The Largo, one of my favorite movements of all the violin works, is approached simply and elegantly. Jason allows the purity of the melodic lines, always at the forefront of the interpretation, to sing openly. The end of this movement is magical with Jason’s ornamentation sounding more violinistic as it fades to the Allegro. While the E Major Partita was transcribed for Lute by Bach himself adding subtle harmonic support to the violin score, the Sonatas were not (with the exception of the Fugue in the G Minor Sonata). Jason has tastefully added supporting voices to the Allegro to enhance the sheer joy and rise of spirit as Bach approaches the end of the violin cycle of solo works.
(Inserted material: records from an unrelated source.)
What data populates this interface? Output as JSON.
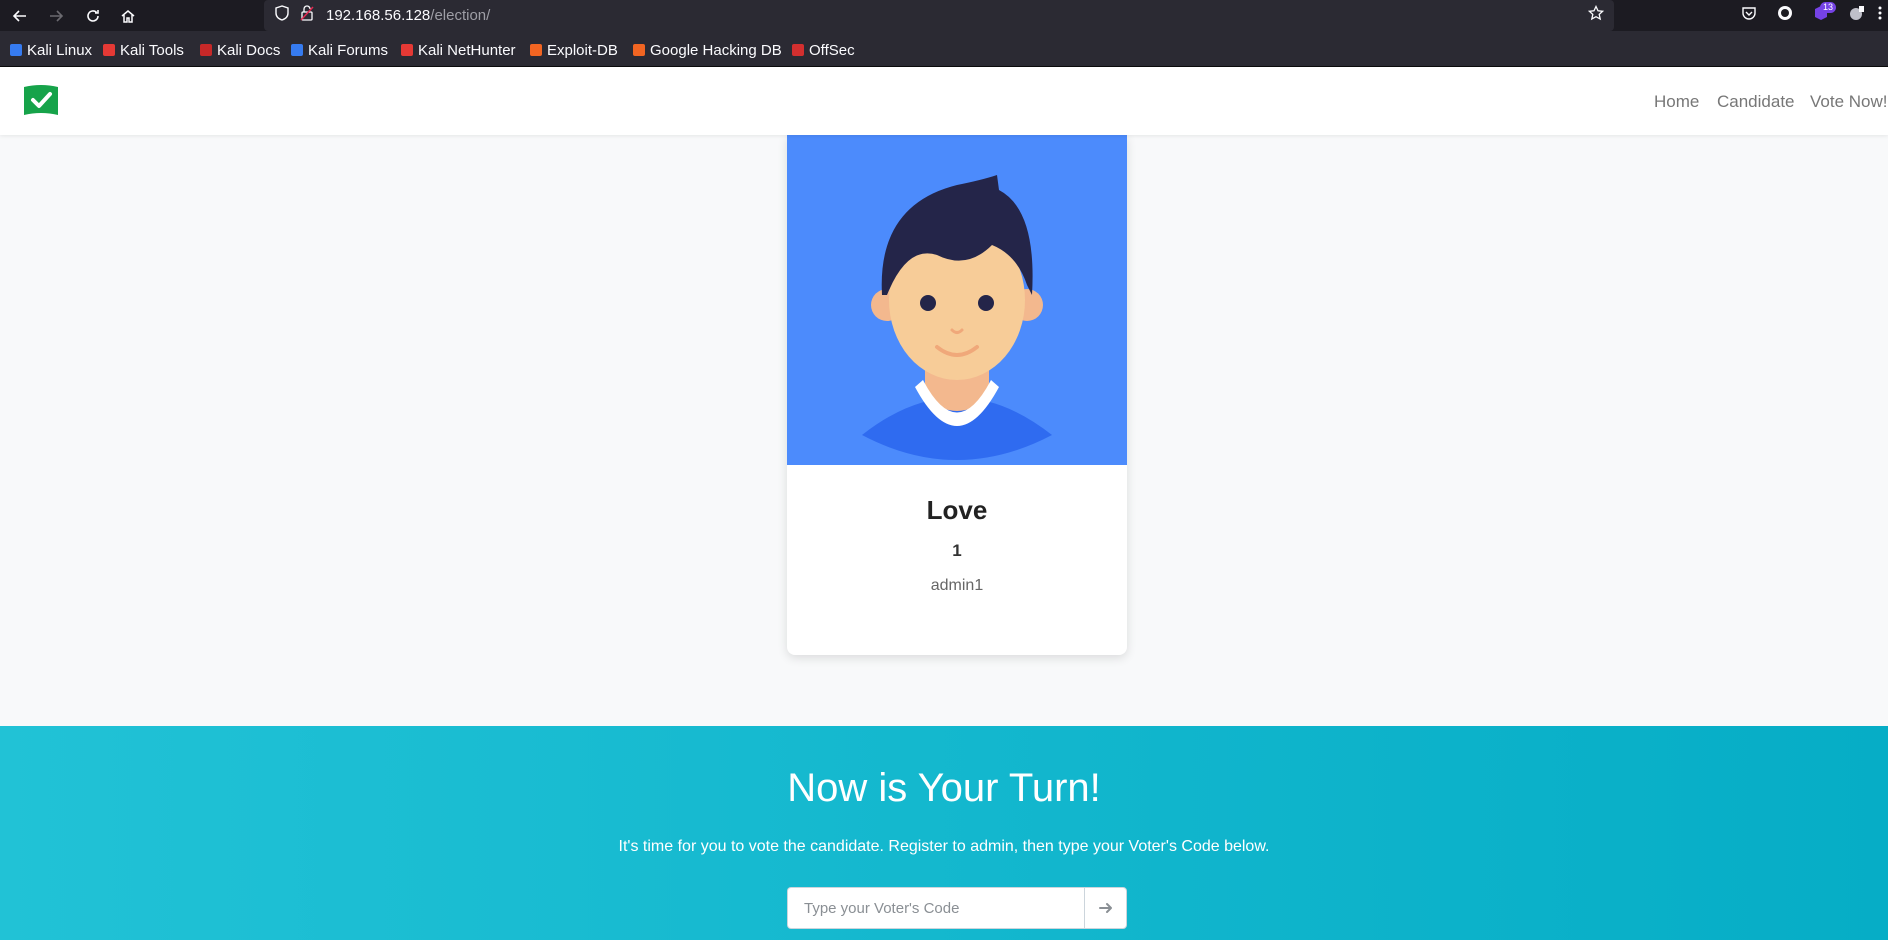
{
  "browser": {
    "url_host": "192.168.56.128",
    "url_path": "/election/",
    "container_badge": "13",
    "bookmarks": [
      {
        "label": "Kali Linux",
        "color": "#367bf0"
      },
      {
        "label": "Kali Tools",
        "color": "#e53935"
      },
      {
        "label": "Kali Docs",
        "color": "#c62828"
      },
      {
        "label": "Kali Forums",
        "color": "#367bf0"
      },
      {
        "label": "Kali NetHunter",
        "color": "#e53935"
      },
      {
        "label": "Exploit-DB",
        "color": "#f26522"
      },
      {
        "label": "Google Hacking DB",
        "color": "#f26522"
      },
      {
        "label": "OffSec",
        "color": "#d32f2f"
      }
    ]
  },
  "site": {
    "logo_icon": "check-flag-icon",
    "nav": [
      "Home",
      "Candidate",
      "Vote Now!"
    ]
  },
  "candidate": {
    "name": "Love",
    "number": "1",
    "username": "admin1"
  },
  "vote": {
    "title": "Now is Your Turn!",
    "description": "It's time for you to vote the candidate. Register to admin, then type your Voter's Code below.",
    "placeholder": "Type your Voter's Code",
    "submit_icon": "arrow-right-icon"
  },
  "colors": {
    "accent_green": "#16a34a",
    "card_photo_bg": "#4c8bfc",
    "vote_gradient_start": "#21c2d6",
    "vote_gradient_end": "#06adc6"
  }
}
What struck me first while listening to Jason’s interpretation of the Sonata in G Minor, BWV1001 was how relaxed it was – more like the telling of a story where the pace allows the energy to build versus one where everything is given away too soon. The exquisite ornamental lines of the Adagio, to the crispness of the voices in the Fugue, which is one of the finest renditions I have heard to date of this movement, all point to Jason’s natural ease with the complexity of what is truly before him. Clear, crisp, while also resonant and rich, this quality cannot be attributed to the wand alone. Jason’s playing sparkles here and to put it as my teenage sons often say, “it just vibes!”

And as a fantastic way to end the journey with Jason and Bach through this recording, he leaves us with the Presto. Virtuosically played with joy and intensity, a statement more than a suggestion, “This is how it is!”

To paraphrase Jason when he says that Bach is always there for us to explore, Jason’s explorations are of the highest kind – ones with a clear command of the instrument, a prodigious musical mind, and what sounds like a heart in the right place. Here’s hoping there is a Volume 3!

Bach Volume 2: Works for Violin is now available on most music streaming and purchase services!
Apple Music:

Left Hand Choreography

Developing a well-crafted, clear, and effortless left hand choreography requires a high level of experience, attention to extreme detail, and a deep understanding of your own hands. Over the years, cultivating these components through the learning process of new repertoire helps us assimilate more music in a more meaningful way and, importantly, retain it when there are limitations to our practice time.

I wrote about attention to detail in an earlier post but thought I would elaborate on one point in particular that many students overlook: when to lift a finger that has been holding down an important voice or serving as an anchor to prepare it for the next activity. I’d venture to say that most students would not know how to answer and those who did would answer, “When you need it.” I’d argue that it would be better to plan it out and take it a step further:  plan it out to align the movement with your inner pulse or at the very least, to align it with a specific beat in the music. Awareness of every detail, after all, is what we are after.

Here is a another passage from Bach’s Prelude in E Major. Notice that at beat 2, thumb silences the 5th string at which point finger 1 can relax. At anytime after that moment, we would want to lift 1 to prepare for the shift. Too early would conflict with the act of silencing the bass note, too late would cause a panic preceding the shift. So, in order to make it feel like the movement is weaved into the choreography, lift at the third beat. Now we have a specific moment that also happens to be in line with a pulse that our bodies should be naturally feeling. This translates into a movement that feels more like a natural occurrence than a movement that augments the challenge of the moment.

Bach Left Hand choreography.jpg

Though this Prelude provides countless moments to exercise this awareness, a more concise piece that I think is great for students in which to practice this concept is Bach’s Prelude BWV999. There are moments in every single measure where timing the left hand finger releases would aid the right hand in maintaining a rhythmic continuity versus introducing some of the manifestations of an erratic left hand choreography: unwanted accents, slightly uneven rhythm, etc…I’m hoping to have an edition of this to post in a few days. Stay tuned and in the meantime, start incorporating the concept of timed left hand finger releases into your repertoire.